Q: Do the oxalates in some vegetables and phytates in grains block absorption of their calcium and other minerals?
A: Oxalates and phytates, sometimes called anti-nutrients, do reduce absorption of calcium, iron, and other minerals, but they don’t block them completely. Keep in mind, however, that your body uses only a portion of the nutrients you consume, and that many factors influence absorption, including the presence of other nutrients and compounds. This is the principle of bioavailability.
Oxalates are highest in certain dark leafy greens such as spinach and beet greens; kale and turnip greens have less. Plant foods high in oxalates are often also high in iron or calcium. Though some of the mineral is chemically bound by oxalates, much of it still gets through and is absorbed.

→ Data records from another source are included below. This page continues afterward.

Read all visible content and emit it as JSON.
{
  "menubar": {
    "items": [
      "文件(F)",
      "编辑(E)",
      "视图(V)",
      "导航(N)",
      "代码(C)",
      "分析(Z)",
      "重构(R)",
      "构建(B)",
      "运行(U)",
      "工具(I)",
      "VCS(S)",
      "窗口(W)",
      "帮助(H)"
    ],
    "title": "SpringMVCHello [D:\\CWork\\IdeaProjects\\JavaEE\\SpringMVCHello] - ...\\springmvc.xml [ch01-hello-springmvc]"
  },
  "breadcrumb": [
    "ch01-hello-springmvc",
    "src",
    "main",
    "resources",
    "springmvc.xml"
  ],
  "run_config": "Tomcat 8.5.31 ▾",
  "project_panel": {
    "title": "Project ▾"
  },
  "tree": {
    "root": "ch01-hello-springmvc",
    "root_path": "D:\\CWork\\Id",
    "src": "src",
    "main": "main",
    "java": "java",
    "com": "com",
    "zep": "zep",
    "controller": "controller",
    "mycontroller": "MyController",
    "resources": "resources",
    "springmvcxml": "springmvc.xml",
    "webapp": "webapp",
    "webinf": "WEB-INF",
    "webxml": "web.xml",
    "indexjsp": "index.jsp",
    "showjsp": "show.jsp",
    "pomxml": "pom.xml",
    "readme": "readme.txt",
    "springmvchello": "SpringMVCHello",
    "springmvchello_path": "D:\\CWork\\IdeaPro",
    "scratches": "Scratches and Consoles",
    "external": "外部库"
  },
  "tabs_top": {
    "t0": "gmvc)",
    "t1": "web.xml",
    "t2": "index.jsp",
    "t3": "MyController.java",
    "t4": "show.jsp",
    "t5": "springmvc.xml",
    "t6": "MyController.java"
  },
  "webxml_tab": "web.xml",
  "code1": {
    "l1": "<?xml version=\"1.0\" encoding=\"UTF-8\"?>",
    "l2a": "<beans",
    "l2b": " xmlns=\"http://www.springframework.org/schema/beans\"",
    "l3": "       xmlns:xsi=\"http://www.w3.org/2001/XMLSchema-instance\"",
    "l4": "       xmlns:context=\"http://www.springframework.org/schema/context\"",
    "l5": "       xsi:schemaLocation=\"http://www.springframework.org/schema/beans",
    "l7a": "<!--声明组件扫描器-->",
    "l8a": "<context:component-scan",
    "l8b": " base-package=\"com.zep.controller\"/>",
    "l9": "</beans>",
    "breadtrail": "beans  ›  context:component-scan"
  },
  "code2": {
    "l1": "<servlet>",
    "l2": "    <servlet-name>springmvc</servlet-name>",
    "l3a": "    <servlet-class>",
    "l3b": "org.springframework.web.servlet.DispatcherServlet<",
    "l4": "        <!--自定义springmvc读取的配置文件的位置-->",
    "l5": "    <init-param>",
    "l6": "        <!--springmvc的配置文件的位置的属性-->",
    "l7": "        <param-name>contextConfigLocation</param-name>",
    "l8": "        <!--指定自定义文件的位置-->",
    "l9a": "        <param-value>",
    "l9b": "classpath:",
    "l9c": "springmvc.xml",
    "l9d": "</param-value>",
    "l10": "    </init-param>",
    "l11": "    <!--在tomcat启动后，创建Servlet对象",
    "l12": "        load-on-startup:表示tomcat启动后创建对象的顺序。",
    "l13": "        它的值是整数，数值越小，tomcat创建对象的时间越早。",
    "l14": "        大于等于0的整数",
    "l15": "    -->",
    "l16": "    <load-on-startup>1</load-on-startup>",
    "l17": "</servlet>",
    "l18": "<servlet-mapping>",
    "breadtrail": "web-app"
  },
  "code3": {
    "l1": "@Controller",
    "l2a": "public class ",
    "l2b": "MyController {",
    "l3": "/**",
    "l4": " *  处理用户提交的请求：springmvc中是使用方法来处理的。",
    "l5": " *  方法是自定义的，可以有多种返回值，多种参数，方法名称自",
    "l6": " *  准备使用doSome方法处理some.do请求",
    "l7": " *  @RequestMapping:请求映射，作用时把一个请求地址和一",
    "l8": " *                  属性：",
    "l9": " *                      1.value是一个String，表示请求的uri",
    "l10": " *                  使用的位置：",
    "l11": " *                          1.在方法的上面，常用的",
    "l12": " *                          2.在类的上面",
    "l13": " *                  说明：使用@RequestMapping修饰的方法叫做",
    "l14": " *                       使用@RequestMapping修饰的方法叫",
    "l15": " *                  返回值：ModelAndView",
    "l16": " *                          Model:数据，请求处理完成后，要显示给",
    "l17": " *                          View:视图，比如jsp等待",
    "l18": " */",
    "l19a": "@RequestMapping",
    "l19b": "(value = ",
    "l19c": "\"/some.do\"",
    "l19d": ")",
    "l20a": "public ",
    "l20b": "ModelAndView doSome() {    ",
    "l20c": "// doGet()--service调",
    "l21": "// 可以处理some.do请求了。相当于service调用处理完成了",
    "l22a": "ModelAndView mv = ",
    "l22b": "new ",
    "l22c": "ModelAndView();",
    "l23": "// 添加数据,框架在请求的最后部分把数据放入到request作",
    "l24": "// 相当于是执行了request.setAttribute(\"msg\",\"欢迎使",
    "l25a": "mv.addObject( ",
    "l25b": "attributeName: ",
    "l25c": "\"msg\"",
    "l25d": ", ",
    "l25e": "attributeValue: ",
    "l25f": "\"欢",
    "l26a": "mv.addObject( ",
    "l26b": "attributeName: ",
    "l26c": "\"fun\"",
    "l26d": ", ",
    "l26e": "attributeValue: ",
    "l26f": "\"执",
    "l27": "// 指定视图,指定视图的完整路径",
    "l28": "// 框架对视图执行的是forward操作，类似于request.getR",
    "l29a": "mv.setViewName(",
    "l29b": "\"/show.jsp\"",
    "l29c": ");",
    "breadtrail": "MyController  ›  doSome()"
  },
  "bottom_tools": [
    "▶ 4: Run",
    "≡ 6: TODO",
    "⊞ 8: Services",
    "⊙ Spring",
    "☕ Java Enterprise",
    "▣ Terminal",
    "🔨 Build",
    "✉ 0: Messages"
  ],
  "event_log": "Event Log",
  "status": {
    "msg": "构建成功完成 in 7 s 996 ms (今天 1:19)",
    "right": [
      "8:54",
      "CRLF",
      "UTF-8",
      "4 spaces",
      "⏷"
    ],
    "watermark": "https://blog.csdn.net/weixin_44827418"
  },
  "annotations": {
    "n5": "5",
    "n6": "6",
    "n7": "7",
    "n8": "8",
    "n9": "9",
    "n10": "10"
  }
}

If you want to avoid high-oxalate greens, eat kale instead of spinach or beet greens, for instance. But the best way to get calcium and other minerals is simply to eat a varied diet, including dark greens. Note: People who form calcium oxalate kidney stones (the most common type) may have to limit their intake of oxalates.
With phytates, it’s a similar story. They are found in whole grains, nuts, seeds, and legumes. Whole grains are higher in phytates than refined white flour, but the mineral content of whole grains is also higher, so you still end up ahead. In breads, leavening counteracts phytates and increases bioavailability.